The attorney representing the mother of an infant who died of internal injuries said his client had no knowledge of any alleged physical abuse, calling her “very loving, very caring, very soft-spoken.”
The mother, 21-year-old Elizabeth Carter, was arrested shortly after her daughter, Violet Wojcik, was taken off life support. The father, 19-year-old Matthew Wojcik, was arrested nearly a month earlier on suspicion of felony child abuse — the day after their five-week-old infant was brought to the hospital with broken bones.
He remains in custody in lieu of $1-million bail after being charged with murder and felony child abuse causing death.
Carter faces one felony count of child abuse for allegedly permitting the infant to “be inflicted with unjustifiable physical pain and mental suffering,” according to a Los Angeles County Superior Court criminal complaint. She was released after posting $130,000 bail.
A woman who answered the phone at Carter’s home declined to comment, but her attorney, Paul Geller, said Monday that any accusation that his client was somehow complicit in Violet’s death was false and did not correspond with her as a person.
“She certainly attended to the baby’s health when she realized there was a problem,” Geller said. “She’s come across to me as very genuine, very loving, very caring, very soft-spoken.”
Facebook photos revealed a seemingly happy couple who both graduated from Glendale High School.
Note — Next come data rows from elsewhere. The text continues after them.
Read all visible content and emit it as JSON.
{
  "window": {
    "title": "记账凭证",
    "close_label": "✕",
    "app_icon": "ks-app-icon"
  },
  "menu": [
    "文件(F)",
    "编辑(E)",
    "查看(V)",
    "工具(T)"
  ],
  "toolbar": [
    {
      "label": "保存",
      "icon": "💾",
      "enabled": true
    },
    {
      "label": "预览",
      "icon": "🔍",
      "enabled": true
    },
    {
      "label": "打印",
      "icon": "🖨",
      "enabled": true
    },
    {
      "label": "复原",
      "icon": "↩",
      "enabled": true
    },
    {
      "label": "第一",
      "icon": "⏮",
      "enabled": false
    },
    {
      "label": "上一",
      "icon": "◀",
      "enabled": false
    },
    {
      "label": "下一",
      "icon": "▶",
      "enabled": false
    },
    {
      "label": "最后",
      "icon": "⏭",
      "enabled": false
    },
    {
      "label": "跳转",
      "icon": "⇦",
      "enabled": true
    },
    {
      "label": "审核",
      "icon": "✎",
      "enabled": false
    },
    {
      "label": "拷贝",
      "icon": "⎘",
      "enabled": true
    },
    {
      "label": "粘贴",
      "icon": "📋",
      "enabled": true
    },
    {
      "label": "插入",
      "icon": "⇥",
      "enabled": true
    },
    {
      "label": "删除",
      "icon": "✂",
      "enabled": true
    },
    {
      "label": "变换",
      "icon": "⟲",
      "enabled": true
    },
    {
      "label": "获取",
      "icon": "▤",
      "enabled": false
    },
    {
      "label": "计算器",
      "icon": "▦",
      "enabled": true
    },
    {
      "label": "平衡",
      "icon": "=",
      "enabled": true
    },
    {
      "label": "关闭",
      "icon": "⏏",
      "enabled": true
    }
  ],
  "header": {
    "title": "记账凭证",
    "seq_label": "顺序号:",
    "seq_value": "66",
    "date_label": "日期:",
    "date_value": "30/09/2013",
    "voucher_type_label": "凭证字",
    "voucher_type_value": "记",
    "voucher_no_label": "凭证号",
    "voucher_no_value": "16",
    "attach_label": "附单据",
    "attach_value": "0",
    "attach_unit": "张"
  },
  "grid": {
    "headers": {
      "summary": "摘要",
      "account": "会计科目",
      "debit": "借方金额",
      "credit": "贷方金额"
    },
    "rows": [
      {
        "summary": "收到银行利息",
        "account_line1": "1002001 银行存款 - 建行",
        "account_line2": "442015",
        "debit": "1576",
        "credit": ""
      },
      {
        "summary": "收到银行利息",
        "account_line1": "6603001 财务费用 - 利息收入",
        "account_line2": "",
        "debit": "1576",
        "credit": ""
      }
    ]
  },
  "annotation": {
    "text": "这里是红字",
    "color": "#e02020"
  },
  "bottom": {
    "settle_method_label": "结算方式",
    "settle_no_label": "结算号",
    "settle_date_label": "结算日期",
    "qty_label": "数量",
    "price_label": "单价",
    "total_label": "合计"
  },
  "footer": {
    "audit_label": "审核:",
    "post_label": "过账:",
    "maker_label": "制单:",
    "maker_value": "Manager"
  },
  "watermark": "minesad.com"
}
Last year, they visited Washington to build houses for Habitat for Humanity, bowled with friends and hiked at the Deschutes River with Carter’s grandparents.
In a photo caption, Carter referred to Wojcik as the “lovee of my lifeee.”
But on Oct. 23, the couple’s baby, Violet, was admitted to a local hospital with broken bones and injuries that appeared to be a result of child abuse, prompting hospital employees to contact Burbank police.
After interviewing hospital staff and parents, police arrested Matthew Wojcik.
Two days later, he pleaded not guilty to two counts of felony child abuse — charges that have since been amended to murder, according to the Los Angeles County district attorney's office.
Carter, on the other hand, wasn’t arrested until nearly a month later.
She is due in court next month.
“I’m a little surprised that she was arrested so late in the investigation,” Geller said. “If the prosecutors felt that she had contributed to the endangerment of the child, I don’t know why it took so long for her to be formally arrested.”
Wojcik is due back in court on Monday. His public defender on Tuesday declined to comment on the case.
The baby — who Burbank Police Lt. Eddie Ruiz at the time said was “shaken very hard, which caused internal injuries” — was taken off life support Nov. 9.
“[Carter] had to go through an extremely difficult emotional decision to take the baby off life support,” Geller said. “To now project her to prosecution after having to deal with that emotional decision I think is questionable.”
Carter currently works at Lowe’s Home Improvement in Burbank, a company representative confirmed Monday.
A co-worker — who asked to remain anonymous because she wasn’t authorized to speak to the media at work — said no one at Lowe’s knew Carter was pregnant until she took a leave of absence two weeks before her baby was due.
A few weeks after the baby was born though, Carter and her grandmother brought the child to Lowe’s to “show her off,” the co-worker said, adding that Carter seemed doting and loving.
“She was asking new-mom questions,” like whether it was OK to fall asleep with her baby on her chest, the co-worker said. “She said, ‘I would be worried I’d roll on [her].’”
The day before Violet died, Carter posted a photo on her Facebook profile of her and the baby. In the pictures, Violet was sleeping, donning a blue dress with colorful polka dots. The post didn’t note the baby’s death.
Facebook friends were surprised and congratulatory.
“Omg!!! You had a baby!!!! I didn't even know you were pregnant!!! Congrats!!!;) soo happy for you!!!” one friend wrote that evening.
Prior to Wojcik’s arrest, the couple was living together in Carter’s grandmother’s home in Burbank, Geller said.
Carter’s co-worker said the young mother had disclosed her child’s hospitalization and death, but did not reveal details.
“She said she didn’t want to discuss it. I said, ‘I’ll pray for you,’” Carter’s co-worker said. “She said, ‘Thank you, please pray for my baby.’”
The Lowe’s employee was unaware Monday of the child abuse charges against Carter, but had advised Carter over the weekend via text message and email to seek employee relief from Lowe’s for Violet’s funeral.
“She was saying her heart was broken and she was having trouble getting out of the bed,” the employee said. “I asked her how [Wojcik] was holding up and she said he was having trouble but he was hanging in.”
If convicted, Wojcik faces up to life in state prison.
Carter, on the other hand, faces up to 10 years in state prison if convicted, according to the criminal complaint.
Staff writer Kelly Corrigan contributed to this report.